Saved data entries
+===+
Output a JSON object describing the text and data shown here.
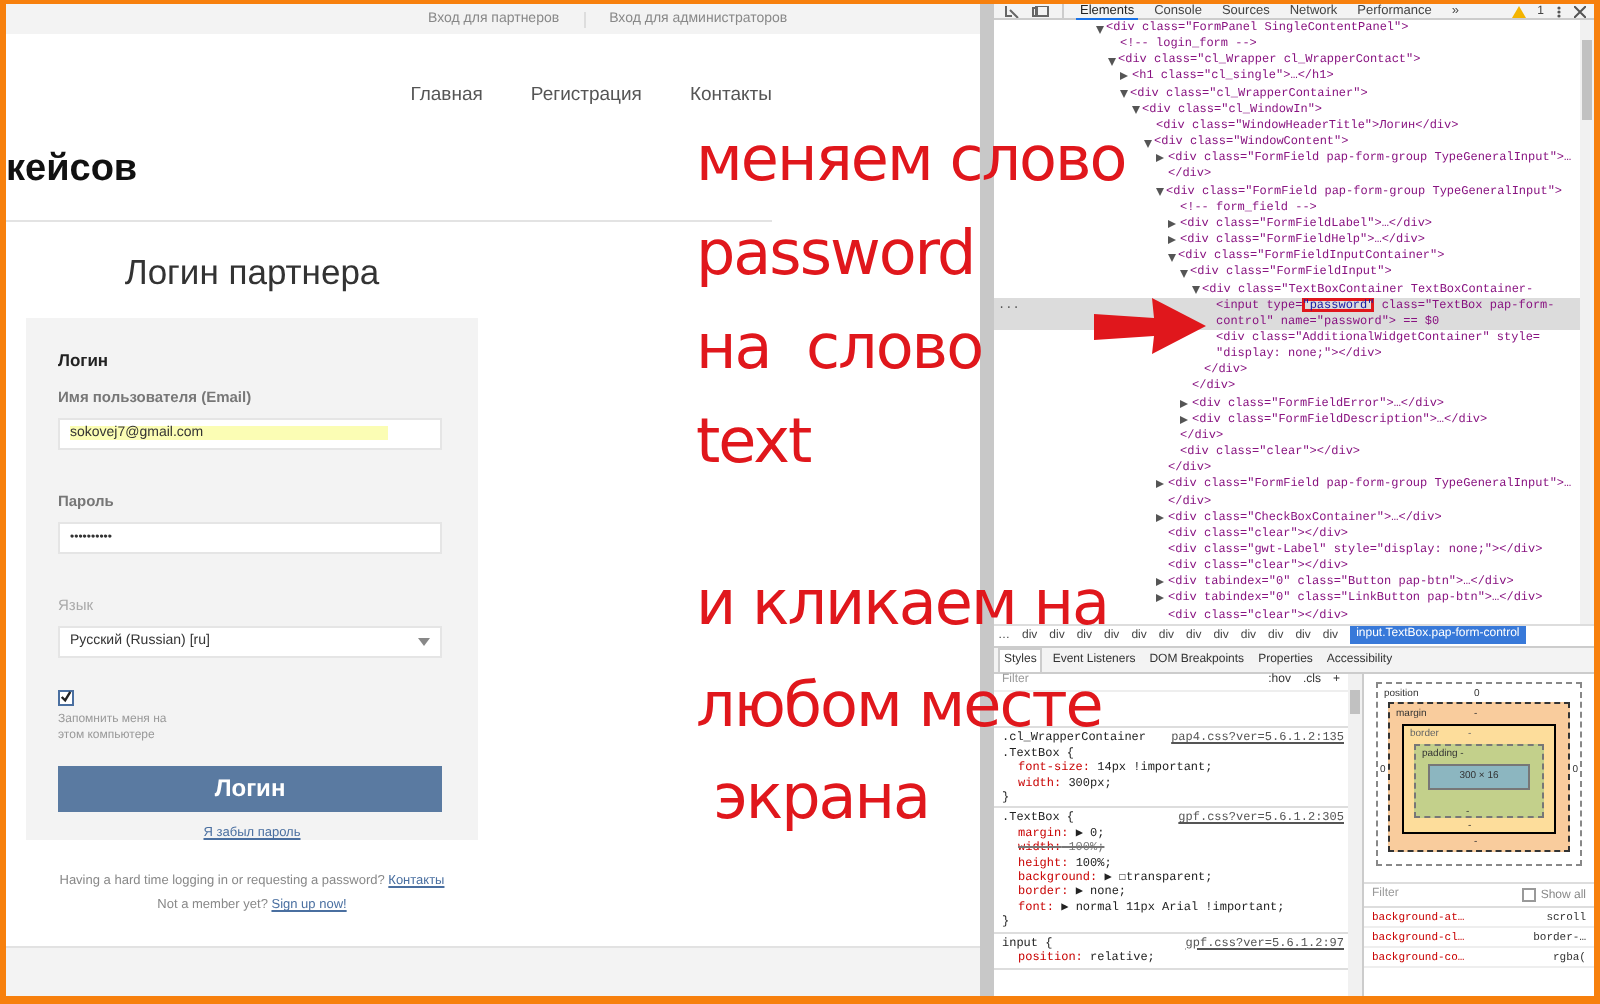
{
  "page": {
    "top_links": [
      "Вход для партнеров",
      "Вход для администраторов"
    ],
    "nav": [
      "Главная",
      "Регистрация",
      "Контакты"
    ],
    "brand": "кейсов",
    "heading": "Логин партнера",
    "form": {
      "title": "Логин",
      "email_label": "Имя пользователя (Email)",
      "email_value": "sokovej7@gmail.com",
      "password_label": "Пароль",
      "password_value": "••••••••••",
      "language_label": "Язык",
      "language_value": "Русский (Russian) [ru]",
      "remember": {
        "label": "Запомнить меня на этом компьютере",
        "checked": true
      },
      "submit": "Логин",
      "forgot": "Я забыл пароль"
    },
    "help_text": "Having a hard time logging in or requesting a password?",
    "help_link": "Контакты",
    "signup_text": "Not a member yet?",
    "signup_link": "Sign up now!"
  },
  "annotations": [
    {
      "lines": [
        "меняем слово",
        "password",
        "на  слово",
        "text"
      ]
    },
    {
      "lines": [
        "и кликаем на",
        "любом месте",
        " экрана"
      ]
    }
  ],
  "devtools": {
    "tabs": [
      {
        "label": "Elements",
        "selected": true
      },
      {
        "label": "Console",
        "selected": false
      },
      {
        "label": "Sources",
        "selected": false
      },
      {
        "label": "Network",
        "selected": false
      },
      {
        "label": "Performance",
        "selected": false
      },
      {
        "label": "»",
        "selected": false
      }
    ],
    "warning_count": "1",
    "dom_tree": [
      {
        "text": "<div class=\"FormPanel SingleContentPanel\">",
        "expanded": true,
        "selected": false,
        "children": [
          {
            "text": "<!-- login_form -->",
            "selected": false
          },
          {
            "text": "<div class=\"cl_Wrapper cl_WrapperContact\">",
            "expanded": true,
            "selected": false,
            "children": [
              {
                "text": "<h1 class=\"cl_single\">…</h1>",
                "expanded": false,
                "selected": false
              },
              {
                "text": "<div class=\"cl_WrapperContainer\">",
                "expanded": true,
                "selected": false,
                "children": [
                  {
                    "text": "<div class=\"cl_WindowIn\">",
                    "expanded": true,
                    "selected": false,
                    "children": [
                      {
                        "text": "<div class=\"WindowHeaderTitle\">Логин</div>",
                        "selected": false
                      },
                      {
                        "text": "<div class=\"WindowContent\">",
                        "expanded": true,
                        "selected": false,
                        "children": [
                          {
                            "text": "<div class=\"FormField pap-form-group TypeGeneralInput\">…",
                            "expanded": false,
                            "selected": false
                          },
                          {
                            "text": "</div>",
                            "selected": false
                          },
                          {
                            "text": "<div class=\"FormField pap-form-group TypeGeneralInput\">",
                            "expanded": true,
                            "selected": false,
                            "children": [
                              {
                                "text": "<!-- form_field -->",
                                "selected": false
                              },
                              {
                                "text": "<div class=\"FormFieldLabel\">…</div>",
                                "expanded": false,
                                "selected": false
                              },
                              {
                                "text": "<div class=\"FormFieldHelp\">…</div>",
                                "expanded": false,
                                "selected": false
                              },
                              {
                                "text": "<div class=\"FormFieldInputContainer\">",
                                "expanded": true,
                                "selected": false,
                                "children": [
                                  {
                                    "text": "<div class=\"FormFieldInput\">",
                                    "expanded": true,
                                    "selected": false,
                                    "children": [
                                      {
                                        "text": "<div class=\"TextBoxContainer TextBoxContainer-",
                                        "expanded": true,
                                        "selected": false,
                                        "children": [
                                          {
                                            "gutter": "...",
                                            "text_before": "<input type=",
                                            "marked": "\"password\"",
                                            "text_after": " class=\"TextBox pap-form-control\" name=\"password\"> == $0",
                                            "selected": true
                                          },
                                          {
                                            "text": "<div class=\"AdditionalWidgetContainer\" style= \"display: none;\"></div>",
                                            "selected": false
                                          }
                                        ]
                                      },
                                      {
                                        "text": "</div>",
                                        "selected": false
                                      }
                                    ]
                                  },
                                  {
                                    "text": "</div>",
                                    "selected": false
                                  },
                                  {
                                    "text": "<div class=\"FormFieldError\">…</div>",
                                    "expanded": false,
                                    "selected": false
                                  },
                                  {
                                    "text": "<div class=\"FormFieldDescription\">…</div>",
                                    "expanded": false,
                                    "selected": false
                                  }
                                ]
                              },
                              {
                                "text": "</div>",
                                "selected": false
                              },
                              {
                                "text": "<div class=\"clear\"></div>",
                                "selected": false
                              }
                            ]
                          },
                          {
                            "text": "</div>",
                            "selected": false
                          },
                          {
                            "text": "<div class=\"FormField pap-form-group TypeGeneralInput\">…",
                            "expanded": false,
                            "selected": false
                          },
                          {
                            "text": "</div>",
                            "selected": false
                          },
                          {
                            "text": "<div class=\"CheckBoxContainer\">…</div>",
                            "expanded": false,
                            "selected": false
                          },
                          {
                            "text": "<div class=\"clear\"></div>",
                            "selected": false
                          },
                          {
                            "text": "<div class=\"gwt-Label\" style=\"display: none;\"></div>",
                            "selected": false
                          },
                          {
                            "text": "<div class=\"clear\"></div>",
                            "selected": false
                          },
                          {
                            "text": "<div tabindex=\"0\" class=\"Button pap-btn\">…</div>",
                            "expanded": false,
                            "selected": false
                          },
                          {
                            "text": "<div tabindex=\"0\" class=\"LinkButton pap-btn\">…</div>",
                            "expanded": false,
                            "selected": false
                          },
                          {
                            "text": "<div class=\"clear\"></div>",
                            "selected": false
                          }
                        ]
                      }
                    ]
                  }
                ]
              }
            ]
          }
        ]
      }
    ],
    "breadcrumb": [
      {
        "label": "…",
        "selected": false
      },
      {
        "label": "div",
        "selected": false
      },
      {
        "label": "div",
        "selected": false
      },
      {
        "label": "div",
        "selected": false
      },
      {
        "label": "div",
        "selected": false
      },
      {
        "label": "div",
        "selected": false
      },
      {
        "label": "div",
        "selected": false
      },
      {
        "label": "div",
        "selected": false
      },
      {
        "label": "div",
        "selected": false
      },
      {
        "label": "div",
        "selected": false
      },
      {
        "label": "div",
        "selected": false
      },
      {
        "label": "div",
        "selected": false
      },
      {
        "label": "div",
        "selected": false
      },
      {
        "label": "input.TextBox.pap-form-control",
        "selected": true
      }
    ],
    "panel_tabs": [
      {
        "label": "Styles",
        "selected": true
      },
      {
        "label": "Event Listeners",
        "selected": false
      },
      {
        "label": "DOM Breakpoints",
        "selected": false
      },
      {
        "label": "Properties",
        "selected": false
      },
      {
        "label": "Accessibility",
        "selected": false
      }
    ],
    "styles": {
      "filter_placeholder": "Filter",
      "controls": [
        ":hov",
        ".cls",
        "+"
      ],
      "rules": [
        {
          "selectors": [
            ".cl_WrapperContainer",
            ".TextBox {"
          ],
          "source": "pap4.css?ver=5.6.1.2:135",
          "declarations": [
            {
              "name": "font-size:",
              "value": "14px !important;",
              "overridden": false
            },
            {
              "name": "width:",
              "value": "300px;",
              "overridden": false
            }
          ],
          "closing": "}"
        },
        {
          "selectors": [
            ".TextBox {"
          ],
          "source": "gpf.css?ver=5.6.1.2:305",
          "declarations": [
            {
              "name": "margin:",
              "value": "▶ 0;",
              "overridden": false
            },
            {
              "name": "width:",
              "value": "100%;",
              "overridden": true
            },
            {
              "name": "height:",
              "value": "100%;",
              "overridden": false
            },
            {
              "name": "background:",
              "value": "▶ ☐transparent;",
              "overridden": false
            },
            {
              "name": "border:",
              "value": "▶ none;",
              "overridden": false
            },
            {
              "name": "font:",
              "value": "▶ normal 11px Arial !important;",
              "overridden": false
            }
          ],
          "closing": "}"
        },
        {
          "selectors": [
            "input {"
          ],
          "source": "gpf.css?ver=5.6.1.2:97",
          "declarations": [
            {
              "name": "position:",
              "value": "relative;",
              "overridden": false
            }
          ]
        }
      ]
    },
    "box_model": {
      "position_label": "position",
      "position_value": "0",
      "margin_label": "margin",
      "margin_value": "-",
      "border_label": "border",
      "border_value": "-",
      "padding_label": "padding",
      "padding_value": "-",
      "content": "300 × 16",
      "left_value": "0",
      "right_value": "0",
      "padding_bottom": "-",
      "border_bottom": "-",
      "margin_bottom": "-"
    },
    "computed": {
      "filter_placeholder": "Filter",
      "show_all": {
        "label": "Show all",
        "checked": false
      },
      "rows": [
        {
          "name": "background-at…",
          "value": "scroll"
        },
        {
          "name": "background-cl…",
          "value": "border-…"
        },
        {
          "name": "background-co…",
          "value": "rgba("
        }
      ]
    }
  }
}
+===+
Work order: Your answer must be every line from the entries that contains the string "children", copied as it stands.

Task response:
        "children": [
            "children": [
                "children": [
                    "children": [
                        "children": [
                            "children": [
                                "children": [
                                    "children": [
                                        "children": [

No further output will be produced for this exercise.